The 25% Difference: 4 Valuable Lessons From Marketing CEOs
According to a study presented at a recent American Marketing Association conference, 25 percent of CEOs in the U.S. come from a sales and marketing background. The same study also revealed that marketing CEOs tend to gravitate to consumer product goods (CPG) organizations, specifically food, wholesale trade and retail.
So, why do marketing CEOs make effective leaders, and what can the other 75 percent learn and apply to their organizations? First, let’s look at how marketing CEOs are wired.
2 Common Traits of Highly Successful Marketing CEOs
- Inherent customer-comes-first philosophy. Successful marketing CEOs put themselves in their customers’ shoes. They think like the customer and understand the customer. Being customer focused comes naturally for marketing CEOs because they built their careers around putting the customer first.
- Superior product differentiation know-how. Not only do marketing CEOs understand the importance of product differentiation, they've also learned how to position products to increase profitability.
If the other 75 percent can tap into these sensibilities, they'll be better prepared to lead companies that grow profitably and ultimately create more value for shareholders.
4 Lessons the Other 75% Can Learn From Marketing CEOs
Whether you come from a general business management, finance, technology or family-owned business background, there are four valuable lessons retail executives can learn from marketing CEOs:
No. 1: Making a strategic shift? Get your timing right.
Domino's Pizza CEO J. Patrick Doyle got his feet wet on the sales and marketing side of the business, and his success turning the pizza chain around is legendary. When Doyle joined Domino's in 2007, the company trailed both Pizza Hut and Papa John's in the pizza delivery world.
In order to move Domino's from No. 3 to No. 1, Doyle set out to figure out what the disconnect was between consumers and the brand. He knew the answer wasn’t as simple as launching a new marketing campaign because he came from a marketing background. He also knew Domino's would have to resolve any real or perceived problems with the brand and its products. Then, when the timing was right — when those problems were fixed — Doyle would tell those customers HOW the company fixed things.
No. 2: Turn to your customers for insight.
In order for Doyle to find out what was wrong with Domino's, he took an outside-in approach. He didn’t assume the company knew what needed to be fixed. Doyle relied on market research to find out what was wrong from the customer’s perspective.
Through a series of surveys and focus groups, Doyle discovered that poor quality of ingredients and a cumbersome ordering process were turning customers off.
No. 3: Figure out how your product solves customer problems. This will enable you to differentiate your brand in the market.
Since Domino's customers were tired of eating overly processed, average-tasting food, the company added more fresh ingredients to improve product quality. Next, Domino's fixed its ordering process by streamlining online ordering and developing one of the best pizza ordering apps ever.

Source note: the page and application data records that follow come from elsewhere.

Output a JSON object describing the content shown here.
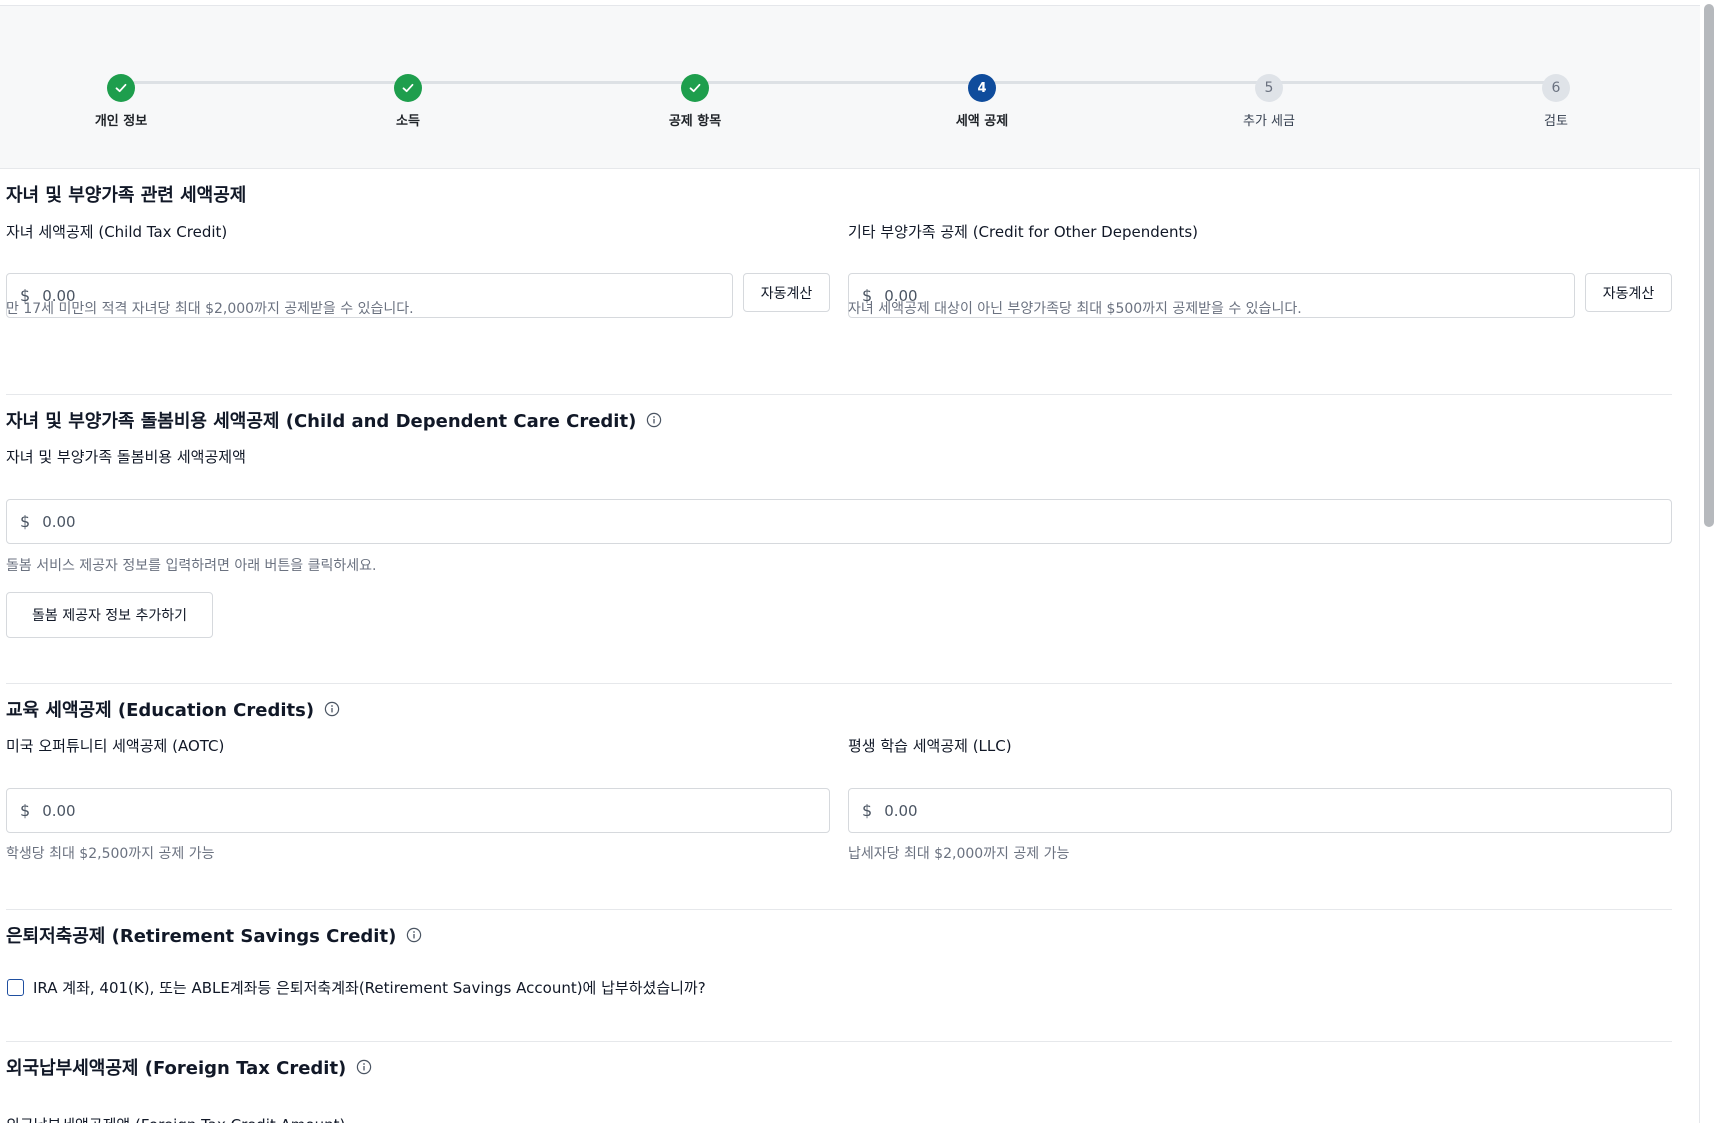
{
  "stepper": {
    "steps": [
      {
        "label": "개인 정보",
        "state": "done",
        "number": "1"
      },
      {
        "label": "소득",
        "state": "done",
        "number": "2"
      },
      {
        "label": "공제 항목",
        "state": "done",
        "number": "3"
      },
      {
        "label": "세액 공제",
        "state": "active",
        "number": "4"
      },
      {
        "label": "추가 세금",
        "state": "todo",
        "number": "5"
      },
      {
        "label": "검토",
        "state": "todo",
        "number": "6"
      }
    ]
  },
  "sections": {
    "child_dependents": {
      "title": "자녀 및 부양가족 관련 세액공제",
      "child_tax_credit": {
        "label": "자녀 세액공제 (Child Tax Credit)",
        "currency": "$",
        "placeholder": "0.00",
        "button": "자동계산",
        "help": "만 17세 미만의 적격 자녀당 최대 $2,000까지 공제받을 수 있습니다."
      },
      "other_dependents": {
        "label": "기타 부양가족 공제 (Credit for Other Dependents)",
        "currency": "$",
        "placeholder": "0.00",
        "button": "자동계산",
        "help": "자녀 세액공제 대상이 아닌 부양가족당 최대 $500까지 공제받을 수 있습니다."
      }
    },
    "care_credit": {
      "title": "자녀 및 부양가족 돌봄비용 세액공제 (Child and Dependent Care Credit)",
      "label": "자녀 및 부양가족 돌봄비용 세액공제액",
      "currency": "$",
      "placeholder": "0.00",
      "help": "돌봄 서비스 제공자 정보를 입력하려면 아래 버튼을 클릭하세요.",
      "button": "돌봄 제공자 정보 추가하기"
    },
    "education": {
      "title": "교육 세액공제 (Education Credits)",
      "aotc": {
        "label": "미국 오퍼튜니티 세액공제 (AOTC)",
        "currency": "$",
        "placeholder": "0.00",
        "help": "학생당 최대 $2,500까지 공제 가능"
      },
      "llc": {
        "label": "평생 학습 세액공제 (LLC)",
        "currency": "$",
        "placeholder": "0.00",
        "help": "납세자당 최대 $2,000까지 공제 가능"
      }
    },
    "retirement": {
      "title": "은퇴저축공제 (Retirement Savings Credit)",
      "question": "IRA 계좌, 401(K), 또는 ABLE계좌등 은퇴저축계좌(Retirement Savings Account)에 납부하셨습니까?",
      "checked": false
    },
    "foreign": {
      "title": "외국납부세액공제 (Foreign Tax Credit)",
      "label": "외국납부세액공제액 (Foreign Tax Credit Amount)"
    }
  },
  "colors": {
    "done": "#1e9e4d",
    "active": "#0f4c9c",
    "todo": "#dfe3e8",
    "checkbox_border": "#1f4fa0"
  },
  "icons": {
    "done_step": "check-icon",
    "section_info": "info-icon"
  }
}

Once Domino's had resolved the problems with the food quality and ordering experience, Doyle and his team broadcasted the news to customers. Remember that classic 2010 Domino's commercial where the walls surrounding a real focus group slide back and the participants find themselves in the middle of a dairy farm in Wisconsin?
The campaign’s messaging illustrated how the company fixed its food quality problem in one way by including 100 percent real milk in its cheese. This ad and others helped change consumers’ perceptions about Domino's food quality, and did so in an authentic and compelling fashion.
Subsequent marketing campaigns about the quality ingredients and cutting-edge technology Domino's offers continue to position the company as the leader in the pizza delivery business.
No. 4: Take steps to ensure brand experience aligns with brand expectations.
Marketing CEOs intuitively know how to build consistent brand experiences. Therefore, every time a customer comes in contact with their brand — website, social media, email, contact center or in-store — that experience aligns with what the customer expects.
One retailer that does this really well is Target. The company describes its culture as fast, fun and friendly. Target markets this mantra to employees, and as a result, customers experience shorter lines, better products and friendlier employees than many of the retailer's competitors.
Thinking Like a Marketing CEO Can Give the Other 75% an Edge
If you’re leading a retail organization today and want to not only survive the current tumultuous retail landscape, but thrive, let your customers guide you. By delivering the products and services they want and doing so in an authentic way, you’ll be able to distinguish your brand from the pack and do so profitably.
Terri Maxwell is founder and CEO of Share On Purpose, Inc., a multimillion dollar business cultivator. Terri launches game-changing companies, while training emerging leaders to run these brands.
Related story: Putting — and Keeping — Retail Customers in the Center, Part 1